As a whole, it looks as if the items in the box are keepsakes of a specific person’s life, which I had originally assumed to be true, and still believe. However, *which* person specifically, may be up for debate.
The note reads: “The little baby’s hair brush belonged to Myrtle Lair age 1 in 1889. The photo pin is her at the age of 10 or 12.” These things very well could be Myrtle Lair’s, but Myrtle had a little sister, Allie May Lair, who died at the age of 11. Finding the article in Shades this morning made me wonder if this pin was indeed a mourning brooch, and these items the only remaining keepsakes from her short life.
As I looked through the box once again, I realized that these articles, with the exception of the vial, are specific to a child’s life. The vial could be representative of either a child or an adult. The box itself, in very old lettering, says “Birth Announcement.” Myrtle Lair lived to be 52 years old. Allie Lair died at the age of 11. And who authored the note? To answer that question, I had to imagine who possessed this box over the years. Myrtle and Allie May’s sister Nettie was my great-great grandmother, and oldest daughter in the family, and their mother died young. She had many items that belonged to her parents. She lived her last years with her daughter Lulu, who seemed to have been the recipient of most of the family heirlooms. Lulu died as a spinster in 1986. My aunt, Lulu’s niece, likely got this box from her, and then it came to me. I do not believe this is Nettie’s handwriting, but could have been Lulu’s. Allie May died 18 years before Lulu was born, and there was quite a geographical distance as well. Perhaps Lulu knew these items belonged to her mother’s sister, and Myrtle was the only one she knew of. Or perhaps she was right in stating that these things were Myrtle’s.
Myrtle, however, outlived her older sister Nettie by six years, which makes me wonder how her baby keepsakes would have ended up so far away, in Lulu’s possession, when there were nieces and nephews still in Myrtle’s area? In contrast, little Allie May, as well as their mother, died while Nettie was still in the immediate vicinity.
I have a copy of a portrait of little Allie May at the age of 3, and I also have a picture of Myrtle as a young woman. I think the photo pin resembles Allie May much more than it does Myrtle, but the girl in the photo pin has an outwardly wandering left eye, as does Myrtle. However, with the portrait of Allie May being a painting rather than a photo, I could understand if any particular imperfections might have been altered, especially if this painting was done from a photo after her death. I know of no paintings of the other children.
Above, Allie May Lair at the age of three
Above: photo pin of Myrtle?
Above: Myrtle Lair, as a young woman
Of course, all this is nowhere near sufficient to say that the girl in the photo pin is Allie May Lair, but it does cause me to wonder, and to go back and take a look at the evidence once again. Now, coming up with a plan for further research is in order, but this task might be difficult if not impossible.
So, in the meantime, it’s back to Shades of the Departed.
Mills, Elizabeth Shown.

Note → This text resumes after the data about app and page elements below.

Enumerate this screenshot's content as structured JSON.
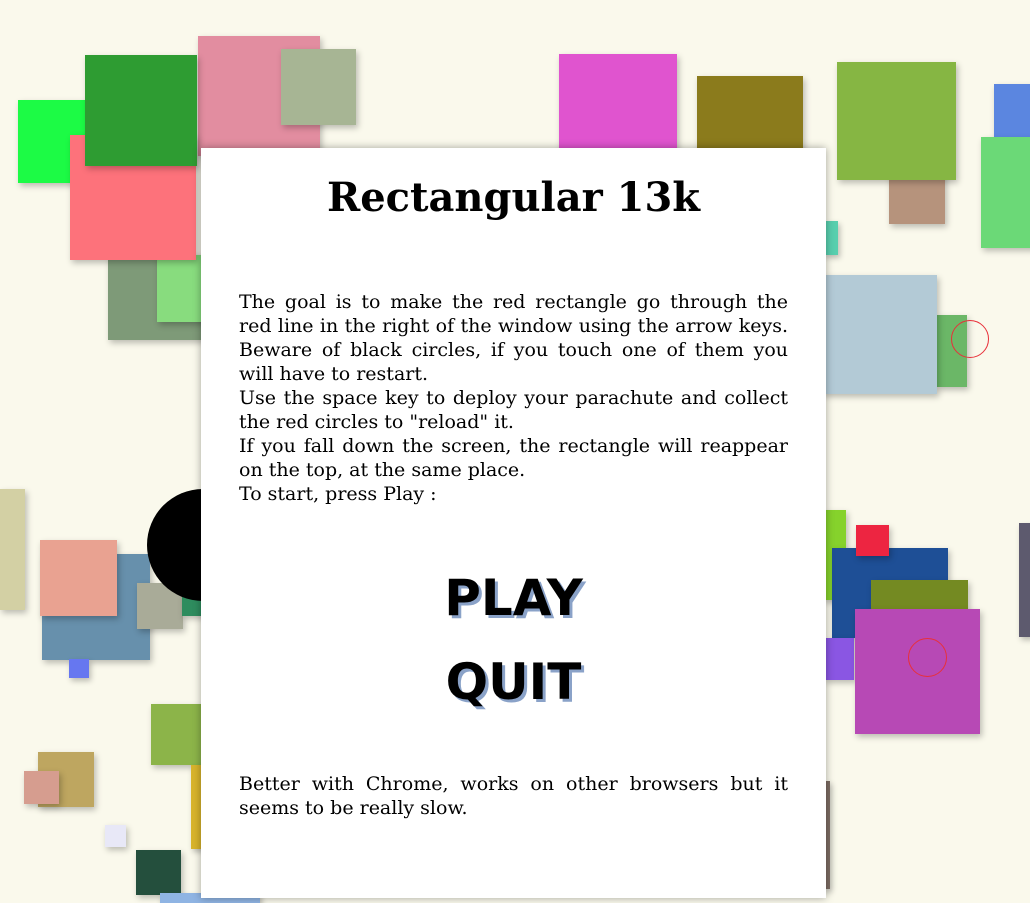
{
  "game": {
    "title": "Rectangular 13k",
    "instructions": [
      "The goal is to make the red rectangle go through the red line in the right of the window using the arrow keys. Beware of black circles, if you touch one of them you will have to restart.",
      "Use the space key to deploy your parachute and collect the red circles to \"reload\" it.",
      "If you fall down the screen, the rectangle will reappear on the top, at the same place.",
      "To start, press Play :"
    ],
    "menu": {
      "play_label": "PLAY",
      "quit_label": "QUIT"
    },
    "footer_note": "Better with Chrome, works on other browsers but it seems to be really slow."
  },
  "colors": {
    "background": "#faf9ec",
    "panel": "#ffffff",
    "button_shadow": "#8aa2c8",
    "pickup_ring": "#e8303a",
    "hazard": "#000000"
  }
}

Evidence Explained. Baltimore, Maryland: 2007. p. 27 Shades of the Departed, Oct. 4, 2010 issue Pendant photo (sold at): http://www.thisnext.com/topic-empty-silver-vial-pendants